There are many faces to far-right youth cooperation. It stretches from translating and publishing works of admired philosophers, careful observation and adoption of tactics used by activists from other countries, and participation in ceremonial marches at commemorative events. These activities involve some empty handshakes and perfunctory Facebook “likes,” but they also lead to the development of genuine long-term friendships and social relations that go beyond mere strategizing.
None of us are surprised by left-wing associations and politicians working across borders for summits of allied parties and movements, joint conferences, and commemorative events and demonstrations. Why then do many on the left expect anything different from the far right? In part, this is because of certain assumptions about far-right activism. Some take for granted, for example, that right-wing actors with bad politics must also be insincere, including in their efforts at transnational networking. Others ask whether it is ethical to speak to them at all. It is important to ask such questions; they allow us to reflect on our own positions and responsibilities. But we should not suppose that far-right activists are so exceptional and outré that the ethnographic imagination cannot encompass them. When we exoticize the far right, it becomes harder to comprehend their operations, and the political and social context in which they are rooted. It makes it difficult to see just how banal their transnational networking really is.
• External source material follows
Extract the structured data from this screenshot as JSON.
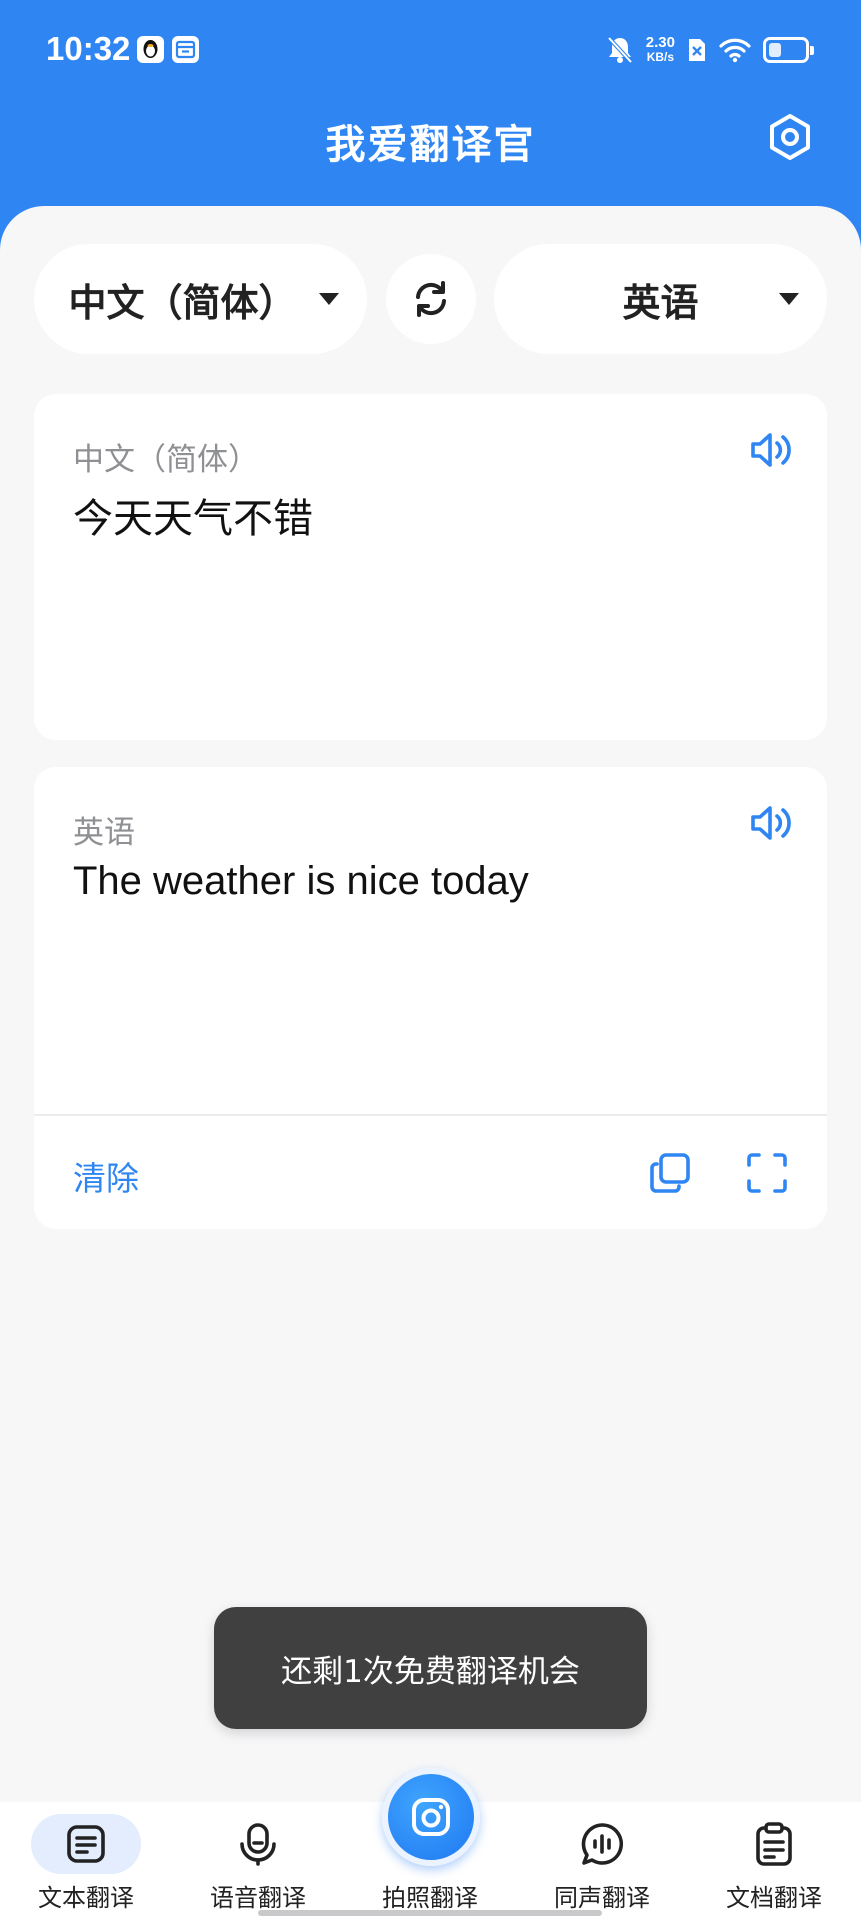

Why does this banality matter? First, it pushes us to move beyond exoticizing far-right activists and their supporters. If far-right politics lie outside the left’s moral imagination, then there is no way of addressing them beyond denunciation. Second, it helps us recognize the political significance of nationalist idioms in our unequal, globalized reality. For many, including some on the left, national claims and national identities are increasingly perceived as the only remaining sources of social cohesion, while at the same time globalization is seen as a given, including by the far right. Transnational relations among nationalistic activists are both necessary and rational in that context. Finally, this “banality” foregrounds the problem of complicity: “transnational nationalists” are a much broader category than we might wish to think. Far-right activists operate in societies that are already riven by many forms of inequality and hierarchy; to challenge their politics requires a willingness to take on these broader problems that structure our world.
Agnieszka Pasieka is a socio-cultural anthropologist working at the University of Vienna. She is the author of Hierarchy and Pluralism: Living Religious Difference in Catholic Poland (Palgrave Macmillan 2015). Currently she is working on a monograph on transnational youth far-right activism.